WHAT YOU NEED TO DO - Whichever lines of the material contain "JSON", copy each of them.

AVAILABLE DATA -
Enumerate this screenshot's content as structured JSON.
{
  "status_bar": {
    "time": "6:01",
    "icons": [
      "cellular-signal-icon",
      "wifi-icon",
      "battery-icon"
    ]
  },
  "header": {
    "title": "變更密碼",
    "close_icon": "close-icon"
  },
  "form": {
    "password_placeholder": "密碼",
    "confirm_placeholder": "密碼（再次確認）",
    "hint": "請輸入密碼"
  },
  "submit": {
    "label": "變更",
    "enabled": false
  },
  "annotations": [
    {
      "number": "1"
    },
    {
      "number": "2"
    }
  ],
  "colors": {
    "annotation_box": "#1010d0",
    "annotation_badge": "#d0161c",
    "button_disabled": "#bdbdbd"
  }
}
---
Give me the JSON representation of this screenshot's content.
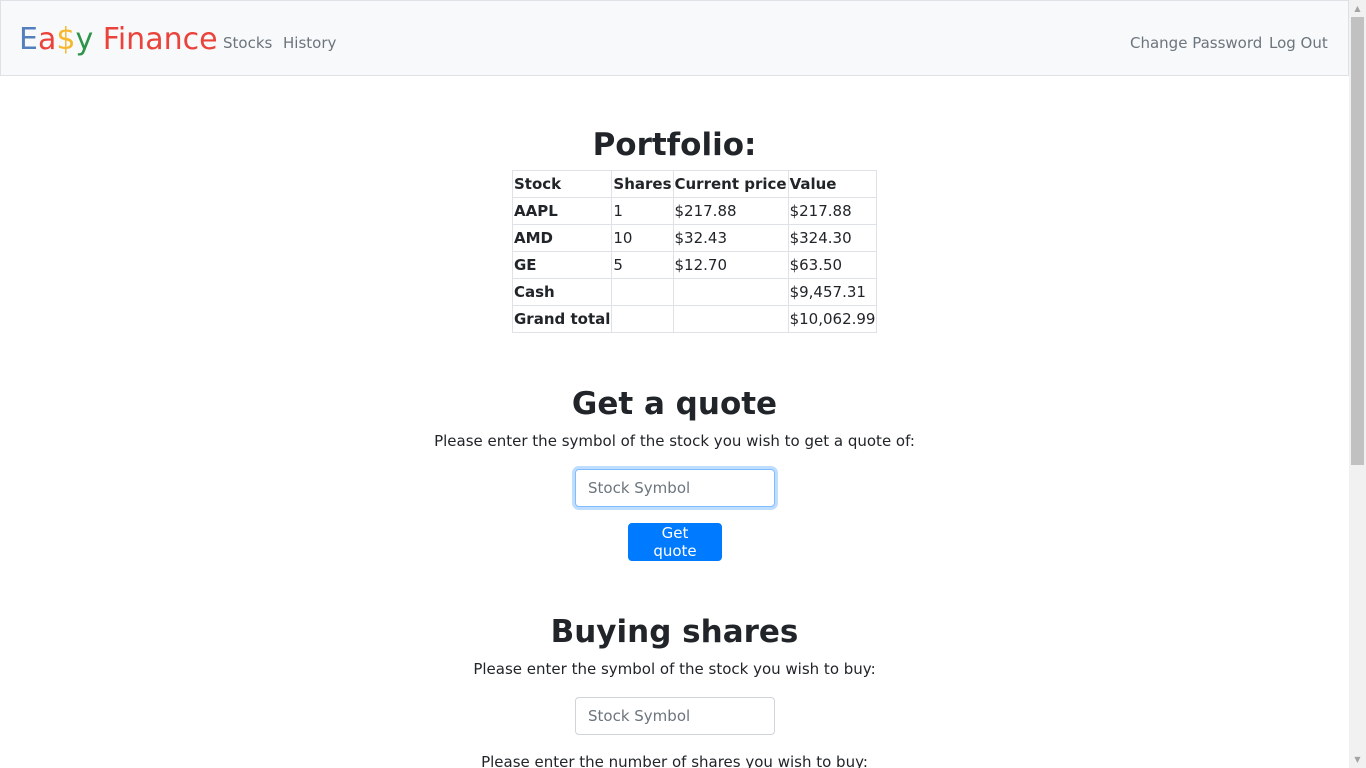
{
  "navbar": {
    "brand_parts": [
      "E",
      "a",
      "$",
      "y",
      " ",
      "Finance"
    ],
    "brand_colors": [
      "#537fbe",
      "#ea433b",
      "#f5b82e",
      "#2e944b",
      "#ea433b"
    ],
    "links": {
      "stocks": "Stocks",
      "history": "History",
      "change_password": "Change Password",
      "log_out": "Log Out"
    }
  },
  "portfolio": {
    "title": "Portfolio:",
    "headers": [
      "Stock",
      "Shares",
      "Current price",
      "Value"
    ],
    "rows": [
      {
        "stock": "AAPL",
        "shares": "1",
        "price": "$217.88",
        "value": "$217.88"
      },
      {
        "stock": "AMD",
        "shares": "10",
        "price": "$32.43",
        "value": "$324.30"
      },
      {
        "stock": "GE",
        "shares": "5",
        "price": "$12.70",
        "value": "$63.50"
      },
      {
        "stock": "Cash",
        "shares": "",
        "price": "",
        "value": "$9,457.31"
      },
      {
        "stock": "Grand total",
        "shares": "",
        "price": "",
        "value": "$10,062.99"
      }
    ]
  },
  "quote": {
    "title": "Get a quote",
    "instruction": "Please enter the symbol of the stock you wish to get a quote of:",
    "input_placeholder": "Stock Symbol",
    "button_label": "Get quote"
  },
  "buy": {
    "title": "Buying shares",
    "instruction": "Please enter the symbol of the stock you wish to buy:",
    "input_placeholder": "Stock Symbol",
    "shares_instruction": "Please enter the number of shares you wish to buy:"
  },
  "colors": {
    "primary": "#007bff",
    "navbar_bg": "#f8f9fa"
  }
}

SOLUTION TO THIS TASK -
Enumerate this screenshot's content as structured JSON.
Give me the JSON representation of this screenshot's content.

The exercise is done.